May said other terror groups aside from the IS, including Boko Haram in Nigeria and Al-Qaeda on the Arabian Peninsula, and also “lone wolf” domestic attackers, pose a threat.
“There's been a lot of focus on Syria and Iraq and ISIL and people have seen the brutality of ISIL and people will have been shocked that there are British citizens actively going out to join this group when they've seen the brutality of what they do,” May told the Telegraph.
“We've got that element but there are still other parts of the world where there are people plotting attacks on the West.”
Other new measures introduced by the UK government to tackle the growing threat of terrorism include giving police more powers to seize data about suspected terrorists.
Scotland Yard Commissioner Sir Bernard Hogan-Howe has begun a nationwide terrorism awareness campaign after revealing “four or five” significant terror plots have been foiled in the UK this year.
UK counter-terrorism police will brief more than 6,000 people at various venues nationwide, including schools, airports, shopping centers, cinemas and even farms, on how to be more vigilant of potential threats.
“So far this year, we have disrupted several attack plots and made 271 arrests,” said Mark Rowley, Metropolitan Police Assistant Commissioner. “They are no longer a problem solely stemming from countries like Iraq and Afghanistan, far away in the minds of the public.”
“Now, they are home grown, in our communities, radicalized by images and messages they read on social media and prepared to kill for their cause,” added Rowley, who is leading the UK’s national counter-terrorism policing campaign.

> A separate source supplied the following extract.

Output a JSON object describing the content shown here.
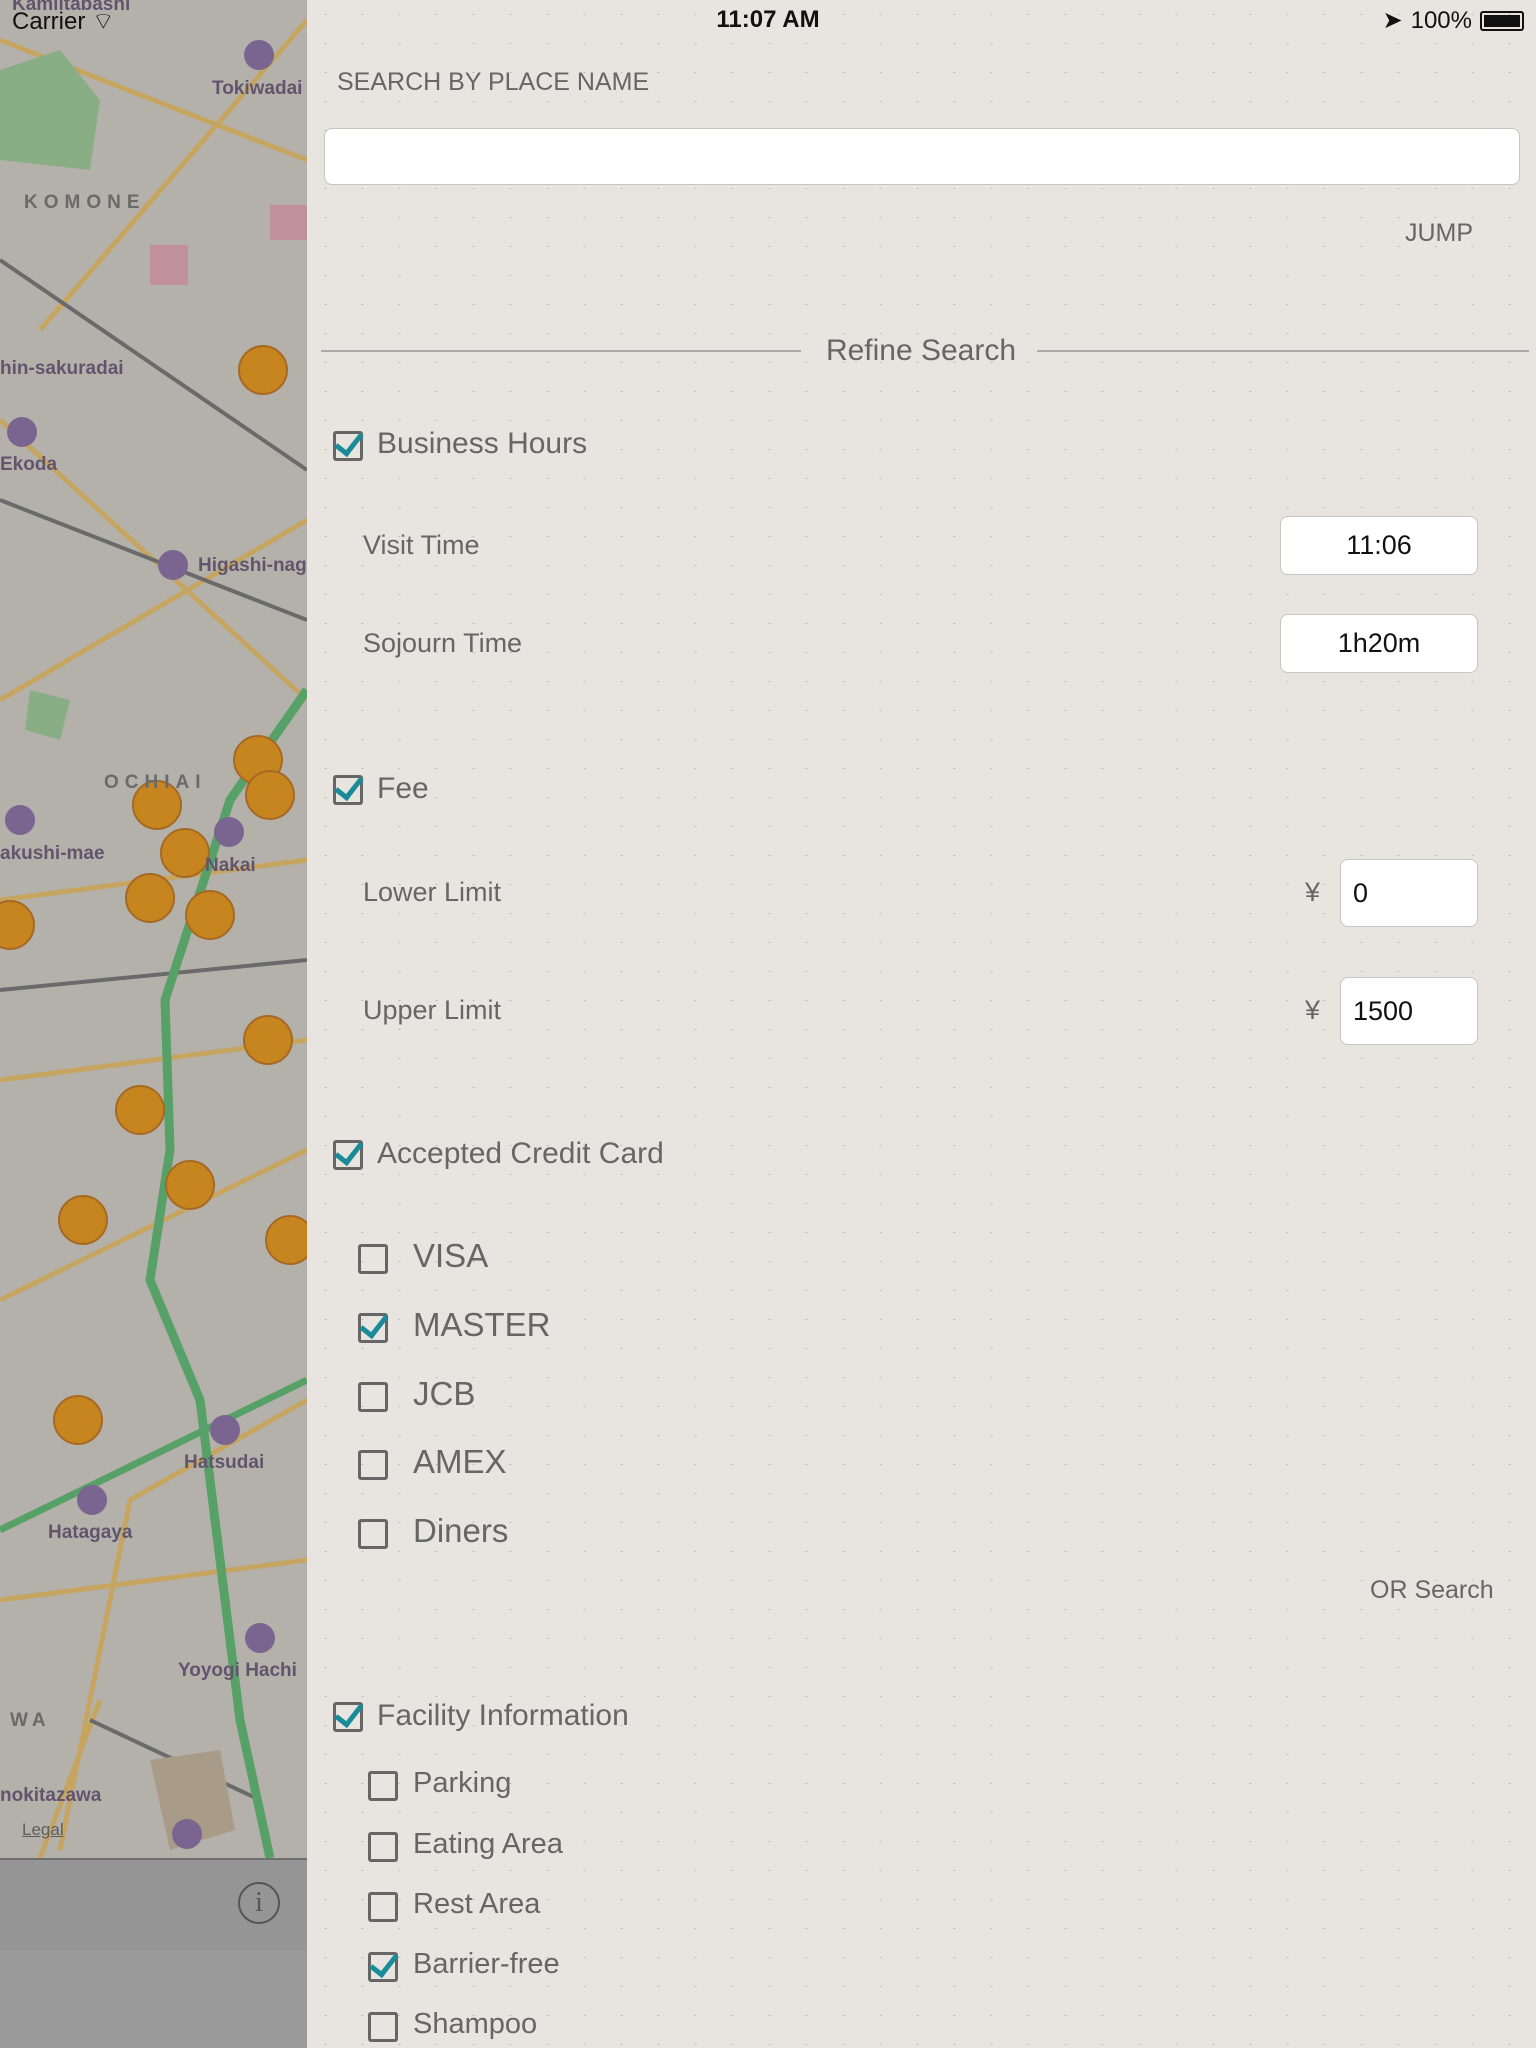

This summer, Britain's terror threat level was heightened from “substantial” to the second highest level “severe” amid concerns over hundreds of British jihadists potentially returning to the UK to launch attacks having fought for terror groups in Syria and Iraq.